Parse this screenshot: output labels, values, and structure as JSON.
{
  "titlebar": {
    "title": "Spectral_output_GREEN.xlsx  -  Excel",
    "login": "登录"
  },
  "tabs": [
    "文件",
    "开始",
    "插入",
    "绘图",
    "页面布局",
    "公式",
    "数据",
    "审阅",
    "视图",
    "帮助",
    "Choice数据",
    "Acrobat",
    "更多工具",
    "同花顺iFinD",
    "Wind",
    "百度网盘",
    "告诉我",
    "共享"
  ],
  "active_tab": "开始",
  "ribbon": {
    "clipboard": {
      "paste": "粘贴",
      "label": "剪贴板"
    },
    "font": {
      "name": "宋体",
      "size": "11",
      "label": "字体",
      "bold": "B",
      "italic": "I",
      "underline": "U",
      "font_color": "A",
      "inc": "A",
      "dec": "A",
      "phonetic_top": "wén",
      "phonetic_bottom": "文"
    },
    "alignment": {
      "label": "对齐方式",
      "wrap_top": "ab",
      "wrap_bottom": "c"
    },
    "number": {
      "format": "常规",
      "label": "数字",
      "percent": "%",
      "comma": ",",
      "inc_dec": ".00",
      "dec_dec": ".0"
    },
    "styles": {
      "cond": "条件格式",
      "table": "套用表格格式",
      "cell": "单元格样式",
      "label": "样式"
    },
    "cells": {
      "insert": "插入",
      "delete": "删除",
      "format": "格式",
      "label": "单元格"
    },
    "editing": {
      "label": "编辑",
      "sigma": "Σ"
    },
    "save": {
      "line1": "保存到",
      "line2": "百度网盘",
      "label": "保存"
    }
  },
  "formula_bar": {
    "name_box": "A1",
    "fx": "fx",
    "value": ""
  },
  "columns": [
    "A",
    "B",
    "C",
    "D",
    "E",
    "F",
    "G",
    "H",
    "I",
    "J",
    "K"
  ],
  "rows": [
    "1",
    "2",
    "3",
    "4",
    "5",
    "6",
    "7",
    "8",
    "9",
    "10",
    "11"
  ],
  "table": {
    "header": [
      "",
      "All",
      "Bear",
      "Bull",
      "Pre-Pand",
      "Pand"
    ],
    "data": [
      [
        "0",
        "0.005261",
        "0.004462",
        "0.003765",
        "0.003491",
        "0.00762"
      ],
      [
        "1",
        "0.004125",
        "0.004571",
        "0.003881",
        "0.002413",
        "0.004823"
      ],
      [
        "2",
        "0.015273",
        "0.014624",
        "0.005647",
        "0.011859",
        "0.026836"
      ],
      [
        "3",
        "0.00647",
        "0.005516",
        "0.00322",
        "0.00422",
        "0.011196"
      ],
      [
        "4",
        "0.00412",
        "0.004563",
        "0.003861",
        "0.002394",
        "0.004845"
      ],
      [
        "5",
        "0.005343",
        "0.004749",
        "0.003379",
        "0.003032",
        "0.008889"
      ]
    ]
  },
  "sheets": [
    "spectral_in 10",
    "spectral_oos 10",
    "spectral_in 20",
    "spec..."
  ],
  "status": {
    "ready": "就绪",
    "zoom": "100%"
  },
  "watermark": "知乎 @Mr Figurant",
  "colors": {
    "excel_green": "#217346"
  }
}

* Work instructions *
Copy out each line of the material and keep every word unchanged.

* Finished exercise *
Parse this screenshot: output labels, values, and structure as JSON.
{
  "titlebar": {
    "title": "Spectral_output_GREEN.xlsx  -  Excel",
    "login": "登录"
  },
  "tabs": [
    "文件",
    "开始",
    "插入",
    "绘图",
    "页面布局",
    "公式",
    "数据",
    "审阅",
    "视图",
    "帮助",
    "Choice数据",
    "Acrobat",
    "更多工具",
    "同花顺iFinD",
    "Wind",
    "百度网盘",
    "告诉我",
    "共享"
  ],
  "active_tab": "开始",
  "ribbon": {
    "clipboard": {
      "paste": "粘贴",
      "label": "剪贴板"
    },
    "font": {
      "name": "宋体",
      "size": "11",
      "label": "字体",
      "bold": "B",
      "italic": "I",
      "underline": "U",
      "font_color": "A",
      "inc": "A",
      "dec": "A",
      "phonetic_top": "wén",
      "phonetic_bottom": "文"
    },
    "alignment": {
      "label": "对齐方式",
      "wrap_top": "ab",
      "wrap_bottom": "c"
    },
    "number": {
      "format": "常规",
      "label": "数字",
      "percent": "%",
      "comma": ",",
      "inc_dec": ".00",
      "dec_dec": ".0"
    },
    "styles": {
      "cond": "条件格式",
      "table": "套用表格格式",
      "cell": "单元格样式",
      "label": "样式"
    },
    "cells": {
      "insert": "插入",
      "delete": "删除",
      "format": "格式",
      "label": "单元格"
    },
    "editing": {
      "label": "编辑",
      "sigma": "Σ"
    },
    "save": {
      "line1": "保存到",
      "line2": "百度网盘",
      "label": "保存"
    }
  },
  "formula_bar": {
    "name_box": "A1",
    "fx": "fx",
    "value": ""
  },
  "columns": [
    "A",
    "B",
    "C",
    "D",
    "E",
    "F",
    "G",
    "H",
    "I",
    "J",
    "K"
  ],
  "rows": [
    "1",
    "2",
    "3",
    "4",
    "5",
    "6",
    "7",
    "8",
    "9",
    "10",
    "11"
  ],
  "table": {
    "header": [
      "",
      "All",
      "Bear",
      "Bull",
      "Pre-Pand",
      "Pand"
    ],
    "data": [
      [
        "0",
        "0.005261",
        "0.004462",
        "0.003765",
        "0.003491",
        "0.00762"
      ],
      [
        "1",
        "0.004125",
        "0.004571",
        "0.003881",
        "0.002413",
        "0.004823"
      ],
      [
        "2",
        "0.015273",
        "0.014624",
        "0.005647",
        "0.011859",
        "0.026836"
      ],
      [
        "3",
        "0.00647",
        "0.005516",
        "0.00322",
        "0.00422",
        "0.011196"
      ],
      [
        "4",
        "0.00412",
        "0.004563",
        "0.003861",
        "0.002394",
        "0.004845"
      ],
      [
        "5",
        "0.005343",
        "0.004749",
        "0.003379",
        "0.003032",
        "0.008889"
      ]
    ]
  },
  "sheets": [
    "spectral_in 10",
    "spectral_oos 10",
    "spectral_in 20",
    "spec..."
  ],
  "status": {
    "ready": "就绪",
    "zoom": "100%"
  },
  "watermark": "知乎 @Mr Figurant",
  "colors": {
    "excel_green": "#217346"
  }
}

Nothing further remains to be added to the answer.